Dataset rows for apps and sites
════════════════
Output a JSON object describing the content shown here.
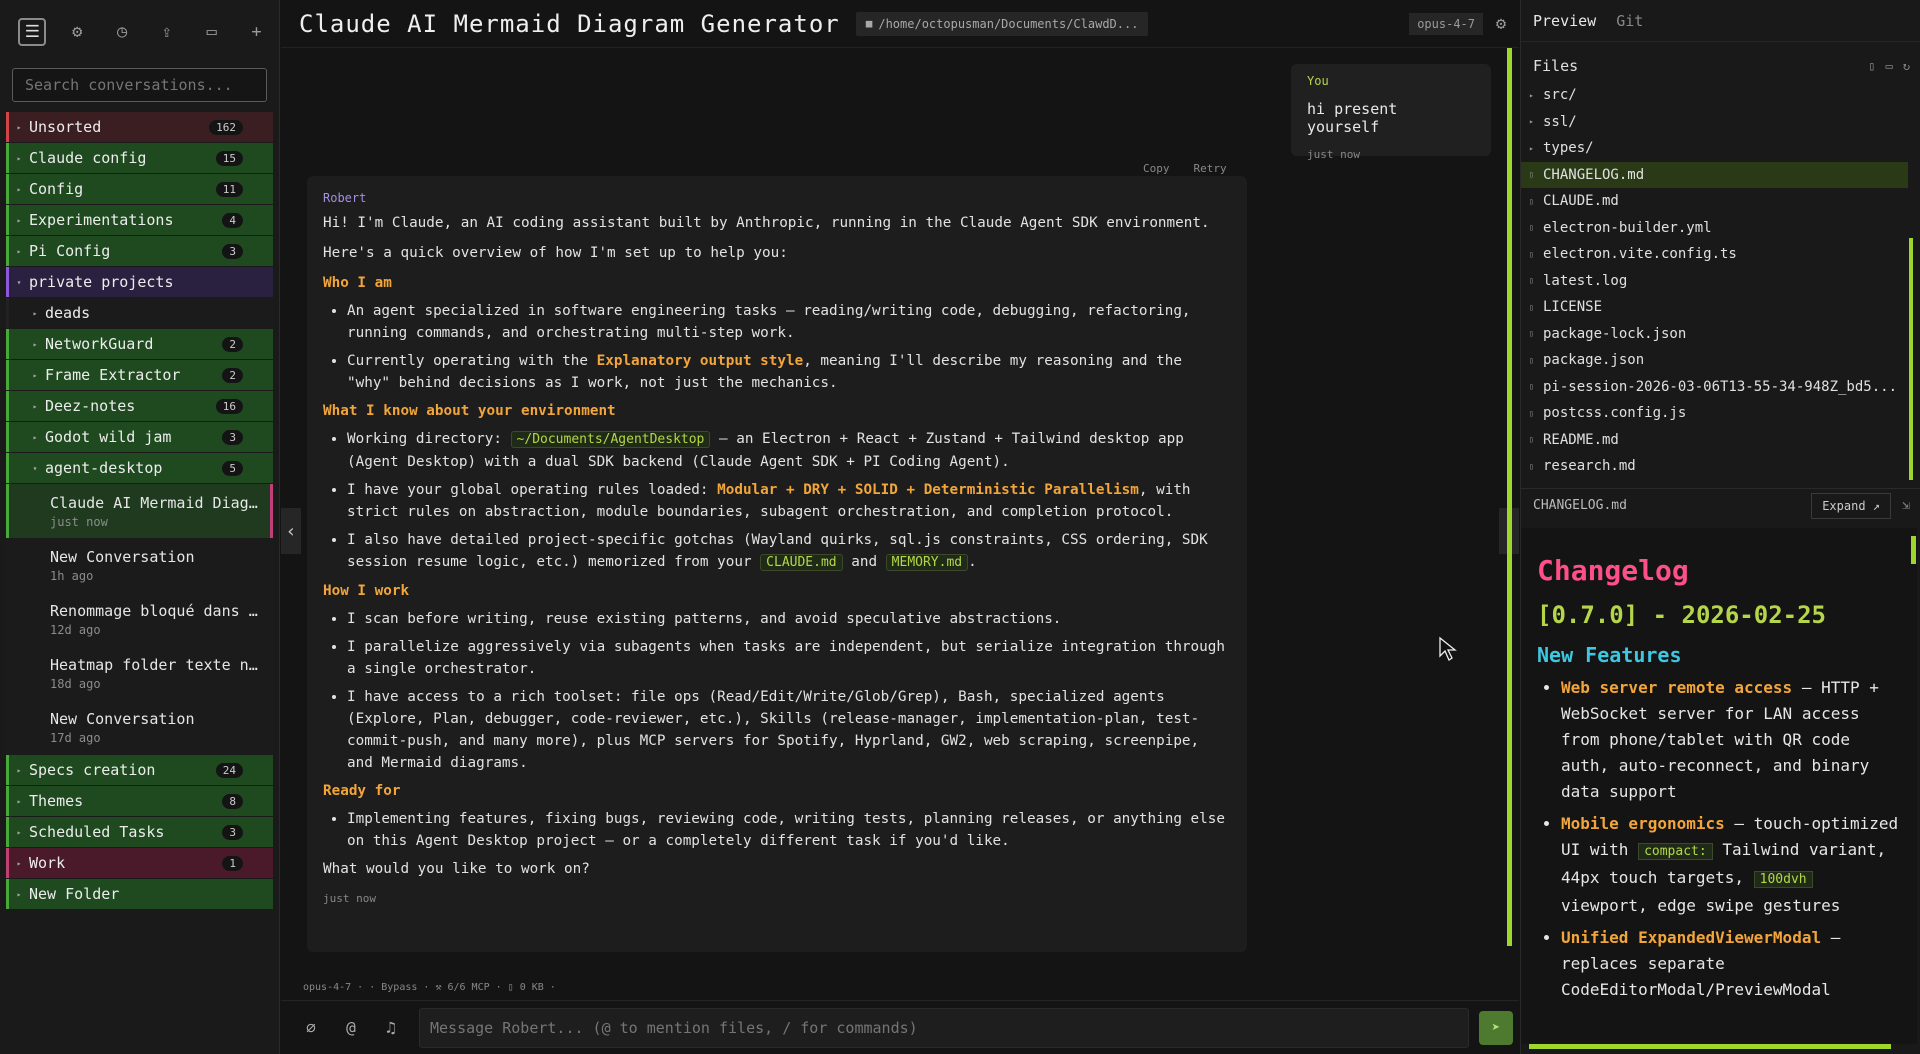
{
  "toolbar": {
    "icons": [
      "sidebar-icon",
      "gear-icon",
      "history-icon",
      "upload-icon",
      "folder-icon",
      "plus-icon"
    ]
  },
  "search": {
    "placeholder": "Search conversations..."
  },
  "folders": [
    {
      "name": "Unsorted",
      "count": "162",
      "color": "red"
    },
    {
      "name": "Claude config",
      "count": "15",
      "color": "green"
    },
    {
      "name": "Config",
      "count": "11",
      "color": "green"
    },
    {
      "name": "Experimentations",
      "count": "4",
      "color": "green"
    },
    {
      "name": "Pi Config",
      "count": "3",
      "color": "green"
    },
    {
      "name": "private projects",
      "count": "",
      "color": "purple"
    },
    {
      "name": "deads",
      "count": "",
      "color": "dark"
    },
    {
      "name": "NetworkGuard",
      "count": "2",
      "color": "green"
    },
    {
      "name": "Frame Extractor",
      "count": "2",
      "color": "green"
    },
    {
      "name": "Deez-notes",
      "count": "16",
      "color": "green"
    },
    {
      "name": "Godot wild jam",
      "count": "3",
      "color": "green"
    },
    {
      "name": "agent-desktop",
      "count": "5",
      "color": "green"
    }
  ],
  "conversations": [
    {
      "title": "Claude AI Mermaid Diag...",
      "date": "just now"
    },
    {
      "title": "New Conversation",
      "date": "1h ago"
    },
    {
      "title": "Renommage bloqué dans ...",
      "date": "12d ago"
    },
    {
      "title": "Heatmap folder texte n...",
      "date": "18d ago"
    },
    {
      "title": "New Conversation",
      "date": "17d ago"
    }
  ],
  "folders_bottom": [
    {
      "name": "Specs creation",
      "count": "24",
      "color": "green"
    },
    {
      "name": "Themes",
      "count": "8",
      "color": "green"
    },
    {
      "name": "Scheduled Tasks",
      "count": "3",
      "color": "green"
    },
    {
      "name": "Work",
      "count": "1",
      "color": "pink"
    },
    {
      "name": "New Folder",
      "count": "",
      "color": "green"
    }
  ],
  "header": {
    "title": "Claude AI Mermaid Diagram Generator",
    "path": "/home/octopusman/Documents/ClawdD...",
    "model": "opus-4-7"
  },
  "user_message": {
    "author": "You",
    "text": "hi present yourself",
    "time": "just now"
  },
  "message_actions": {
    "copy": "Copy",
    "retry": "Retry"
  },
  "assistant_message": {
    "author": "Robert",
    "intro": "Hi! I'm Claude, an AI coding assistant built by Anthropic, running in the Claude Agent SDK environment.",
    "overview": "Here's a quick overview of how I'm set up to help you:",
    "h_who": "Who I am",
    "who_1": "An agent specialized in software engineering tasks — reading/writing code, debugging, refactoring, running commands, and orchestrating multi-step work.",
    "who_2_pre": "Currently operating with the ",
    "who_2_hl": "Explanatory output style",
    "who_2_post": ", meaning I'll describe my reasoning and the \"why\" behind decisions as I work, not just the mechanics.",
    "h_env": "What I know about your environment",
    "env_1_pre": "Working directory: ",
    "env_1_code": "~/Documents/AgentDesktop",
    "env_1_post": " — an Electron + React + Zustand + Tailwind desktop app (Agent Desktop) with a dual SDK backend (Claude Agent SDK + PI Coding Agent).",
    "env_2_pre": "I have your global operating rules loaded: ",
    "env_2_hl": "Modular + DRY + SOLID + Deterministic Parallelism",
    "env_2_post": ", with strict rules on abstraction, module boundaries, subagent orchestration, and completion protocol.",
    "env_3_pre": "I also have detailed project-specific gotchas (Wayland quirks, sql.js constraints, CSS ordering, SDK session resume logic, etc.) memorized from your ",
    "env_3_code1": "CLAUDE.md",
    "env_3_mid": " and ",
    "env_3_code2": "MEMORY.md",
    "env_3_post": ".",
    "h_work": "How I work",
    "work_1": "I scan before writing, reuse existing patterns, and avoid speculative abstractions.",
    "work_2": "I parallelize aggressively via subagents when tasks are independent, but serialize integration through a single orchestrator.",
    "work_3": "I have access to a rich toolset: file ops (Read/Edit/Write/Glob/Grep), Bash, specialized agents (Explore, Plan, debugger, code-reviewer, etc.), Skills (release-manager, implementation-plan, test-commit-push, and many more), plus MCP servers for Spotify, Hyprland, GW2, web scraping, screenpipe, and Mermaid diagrams.",
    "h_ready": "Ready for",
    "ready_1": "Implementing features, fixing bugs, reviewing code, writing tests, planning releases, or anything else on this Agent Desktop project — or a completely different task if you'd like.",
    "closing": "What would you like to work on?",
    "time": "just now"
  },
  "statusline": {
    "model": "opus-4-7 ·",
    "mode": "· Bypass ·",
    "mcp": "6/6 MCP ·",
    "size": "0 KB ·"
  },
  "composer": {
    "placeholder": "Message Robert... (@ to mention files, / for commands)"
  },
  "right_panel": {
    "tabs": [
      "Preview",
      "Git"
    ],
    "files_title": "Files",
    "files": [
      {
        "name": "src/",
        "type": "dir"
      },
      {
        "name": "ssl/",
        "type": "dir"
      },
      {
        "name": "types/",
        "type": "dir"
      },
      {
        "name": "CHANGELOG.md",
        "type": "file",
        "selected": true
      },
      {
        "name": "CLAUDE.md",
        "type": "file"
      },
      {
        "name": "electron-builder.yml",
        "type": "file"
      },
      {
        "name": "electron.vite.config.ts",
        "type": "file"
      },
      {
        "name": "latest.log",
        "type": "file"
      },
      {
        "name": "LICENSE",
        "type": "file"
      },
      {
        "name": "package-lock.json",
        "type": "file"
      },
      {
        "name": "package.json",
        "type": "file"
      },
      {
        "name": "pi-session-2026-03-06T13-55-34-948Z_bd5...",
        "type": "file"
      },
      {
        "name": "postcss.config.js",
        "type": "file"
      },
      {
        "name": "README.md",
        "type": "file"
      },
      {
        "name": "research.md",
        "type": "file"
      }
    ],
    "preview_file": "CHANGELOG.md",
    "expand_label": "Expand ↗",
    "preview": {
      "h1": "Changelog",
      "h2": "[0.7.0] - 2026-02-25",
      "h3": "New Features",
      "i1_b": "Web server remote access",
      "i1_t": " — HTTP + WebSocket server for LAN access from phone/tablet with QR code auth, auto-reconnect, and binary data support",
      "i2_b": "Mobile ergonomics",
      "i2_t1": " — touch-optimized UI with ",
      "i2_code1": "compact:",
      "i2_t2": " Tailwind variant, 44px touch targets, ",
      "i2_code2": "100dvh",
      "i2_t3": " viewport, edge swipe gestures",
      "i3_b": "Unified ExpandedViewerModal",
      "i3_t": " — replaces separate CodeEditorModal/PreviewModal"
    }
  },
  "colors": {
    "accent_green": "#9fd62b",
    "heading_orange": "#f2a53a",
    "changelog_pink": "#ff4f88",
    "changelog_cyan": "#3fc6e0"
  }
}
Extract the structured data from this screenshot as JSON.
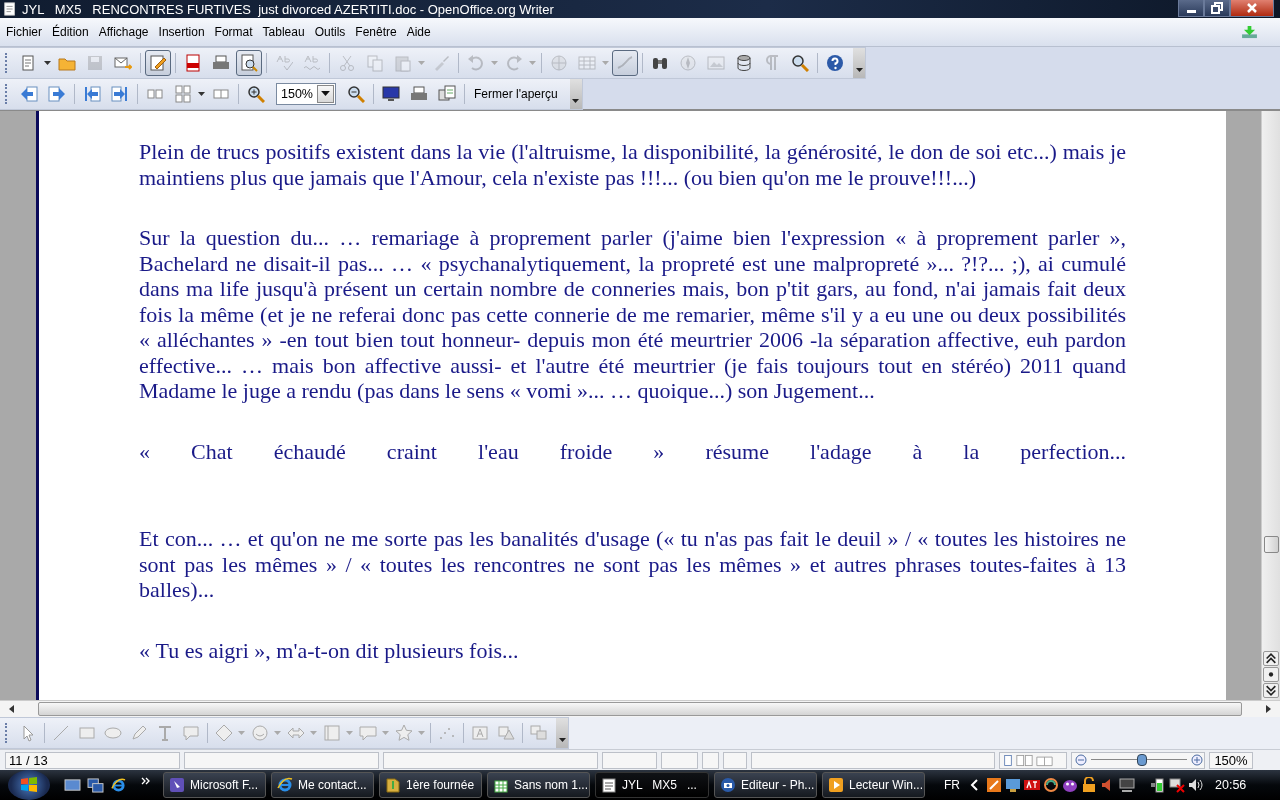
{
  "window": {
    "title": "JYL   MX5   RENCONTRES FURTIVES  just divorced AZERTITI.doc - OpenOffice.org Writer"
  },
  "menu": [
    "Fichier",
    "Édition",
    "Affichage",
    "Insertion",
    "Format",
    "Tableau",
    "Outils",
    "Fenêtre",
    "Aide"
  ],
  "standard_toolbar": [
    {
      "kind": "new",
      "disabled": false,
      "pressed": false,
      "dropdown": true
    },
    {
      "kind": "open",
      "disabled": false,
      "pressed": false,
      "dropdown": false
    },
    {
      "kind": "save",
      "disabled": true,
      "pressed": false,
      "dropdown": false
    },
    {
      "kind": "mail",
      "disabled": false,
      "pressed": false,
      "dropdown": false
    },
    {
      "kind": "separator"
    },
    {
      "kind": "edit",
      "disabled": false,
      "pressed": true,
      "dropdown": false
    },
    {
      "kind": "separator"
    },
    {
      "kind": "pdf",
      "disabled": false,
      "pressed": false,
      "dropdown": false
    },
    {
      "kind": "print",
      "disabled": false,
      "pressed": false,
      "dropdown": false
    },
    {
      "kind": "preview",
      "disabled": false,
      "pressed": true,
      "dropdown": false
    },
    {
      "kind": "separator"
    },
    {
      "kind": "spell",
      "disabled": true,
      "pressed": false,
      "dropdown": false
    },
    {
      "kind": "autospell",
      "disabled": true,
      "pressed": false,
      "dropdown": false
    },
    {
      "kind": "separator"
    },
    {
      "kind": "cut",
      "disabled": true,
      "pressed": false,
      "dropdown": false
    },
    {
      "kind": "copy",
      "disabled": true,
      "pressed": false,
      "dropdown": false
    },
    {
      "kind": "paste",
      "disabled": true,
      "pressed": false,
      "dropdown": true
    },
    {
      "kind": "brush",
      "disabled": true,
      "pressed": false,
      "dropdown": false
    },
    {
      "kind": "separator"
    },
    {
      "kind": "undo",
      "disabled": true,
      "pressed": false,
      "dropdown": true
    },
    {
      "kind": "redo",
      "disabled": true,
      "pressed": false,
      "dropdown": true
    },
    {
      "kind": "separator"
    },
    {
      "kind": "hyperlink",
      "disabled": true,
      "pressed": false,
      "dropdown": false
    },
    {
      "kind": "table",
      "disabled": true,
      "pressed": false,
      "dropdown": true
    },
    {
      "kind": "draw",
      "disabled": true,
      "pressed": true,
      "dropdown": false
    },
    {
      "kind": "separator"
    },
    {
      "kind": "find",
      "disabled": false,
      "pressed": false,
      "dropdown": false
    },
    {
      "kind": "navigator",
      "disabled": true,
      "pressed": false,
      "dropdown": false
    },
    {
      "kind": "gallery",
      "disabled": true,
      "pressed": false,
      "dropdown": false
    },
    {
      "kind": "database",
      "disabled": false,
      "pressed": false,
      "dropdown": false
    },
    {
      "kind": "pilcrow",
      "disabled": true,
      "pressed": false,
      "dropdown": false
    },
    {
      "kind": "zoom",
      "disabled": false,
      "pressed": false,
      "dropdown": false
    },
    {
      "kind": "separator"
    },
    {
      "kind": "help",
      "disabled": false,
      "pressed": false,
      "dropdown": false
    }
  ],
  "preview_toolbar": {
    "items_before_zoom": [
      {
        "kind": "prev",
        "disabled": false,
        "pressed": false,
        "dropdown": false
      },
      {
        "kind": "next",
        "disabled": false,
        "pressed": false,
        "dropdown": false
      },
      {
        "kind": "separator"
      },
      {
        "kind": "first",
        "disabled": false,
        "pressed": false,
        "dropdown": false
      },
      {
        "kind": "last",
        "disabled": false,
        "pressed": false,
        "dropdown": false
      },
      {
        "kind": "separator"
      },
      {
        "kind": "twopages",
        "disabled": false,
        "pressed": false,
        "dropdown": false
      },
      {
        "kind": "multipages",
        "disabled": false,
        "pressed": false,
        "dropdown": true
      },
      {
        "kind": "book",
        "disabled": false,
        "pressed": false,
        "dropdown": false
      },
      {
        "kind": "separator"
      },
      {
        "kind": "zoomin",
        "disabled": false,
        "pressed": false,
        "dropdown": false
      }
    ],
    "zoom_value": "150%",
    "items_after_zoom": [
      {
        "kind": "zoomout",
        "disabled": false,
        "pressed": false,
        "dropdown": false
      },
      {
        "kind": "separator"
      },
      {
        "kind": "fullscreen",
        "disabled": false,
        "pressed": false,
        "dropdown": false
      },
      {
        "kind": "print",
        "disabled": false,
        "pressed": false,
        "dropdown": false
      },
      {
        "kind": "printopts",
        "disabled": false,
        "pressed": false,
        "dropdown": false
      },
      {
        "kind": "separator"
      }
    ],
    "close_label": "Fermer l'aperçu"
  },
  "document": {
    "paragraphs": [
      {
        "text": "Plein de trucs positifs existent dans la vie (l'altruisme, la disponibilité, la générosité, le don de soi etc...) mais je maintiens plus que jamais que l'Amour, cela n'existe pas !!!... (ou bien qu'on me le prouve!!!...)",
        "justify_last": false
      },
      {
        "text": "Sur la question du... … remariage à proprement parler (j'aime bien l'expression « à proprement parler », Bachelard ne disait-il pas... … « psychanalytiquement, la propreté est une malpropreté »... ?!?...   ;), ai cumulé dans ma life jusqu'à présent un certain nombre de conneries mais, bon p'tit gars, au fond, n'ai jamais fait deux fois la même (et je ne referai donc pas cette connerie de me remarier, même s'il y a eu une ou deux possibilités « alléchantes » -en tout bien tout honneur- depuis mon été meurtrier 2006 -la séparation affective, euh pardon effective... … mais bon affective aussi- et l'autre été meurtrier (je fais toujours tout en stéréo) 2011 quand Madame le juge a rendu (pas dans le sens « vomi »... … quoique...) son Jugement...",
        "justify_last": false
      },
      {
        "text": "« Chat échaudé craint l'eau froide » résume l'adage à la perfection...",
        "justify_last": true
      },
      {
        "text": "Et con... … et qu'on ne me sorte pas les banalités d'usage (« tu n'as pas fait le deuil » / « toutes les histoires ne sont pas les mêmes » / « toutes les rencontres ne sont pas les mêmes » et autres phrases toutes-faites à 13 balles)...",
        "justify_last": false
      },
      {
        "text": "« Tu es aigri », m'a-t-on dit plusieurs fois...",
        "justify_last": false
      }
    ]
  },
  "status_bar": {
    "page": "11 / 13",
    "zoom_slider": {
      "level": 0.53
    },
    "zoom": "150%"
  },
  "taskbar": {
    "buttons": [
      {
        "label": "Microsoft F...",
        "kind": "app",
        "selected": false
      },
      {
        "label": "Me contact...",
        "kind": "browser",
        "selected": false
      },
      {
        "label": "1ère fournée",
        "kind": "folder",
        "selected": false
      },
      {
        "label": "Sans nom 1...",
        "kind": "calc",
        "selected": false
      },
      {
        "label": "JYL   MX5   ...",
        "kind": "writer",
        "selected": true
      },
      {
        "label": "Editeur - Ph...",
        "kind": "camera",
        "selected": false
      },
      {
        "label": "Lecteur Win...",
        "kind": "player",
        "selected": false
      }
    ],
    "language": "FR",
    "clock": "20:56"
  }
}
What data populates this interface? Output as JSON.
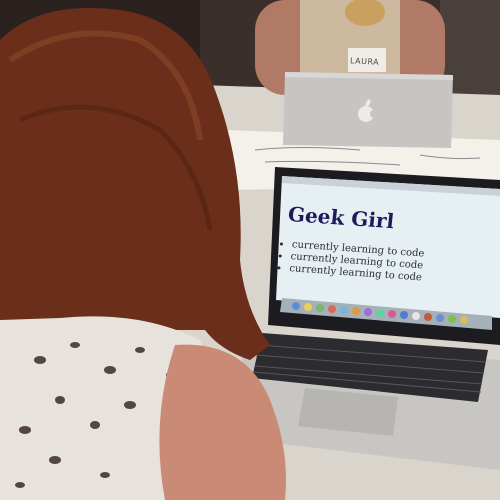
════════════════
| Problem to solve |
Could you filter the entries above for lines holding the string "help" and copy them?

| Reply |
    "overview": "Here's a quick overview of how I'm set up to help you:",
      "kind": "help",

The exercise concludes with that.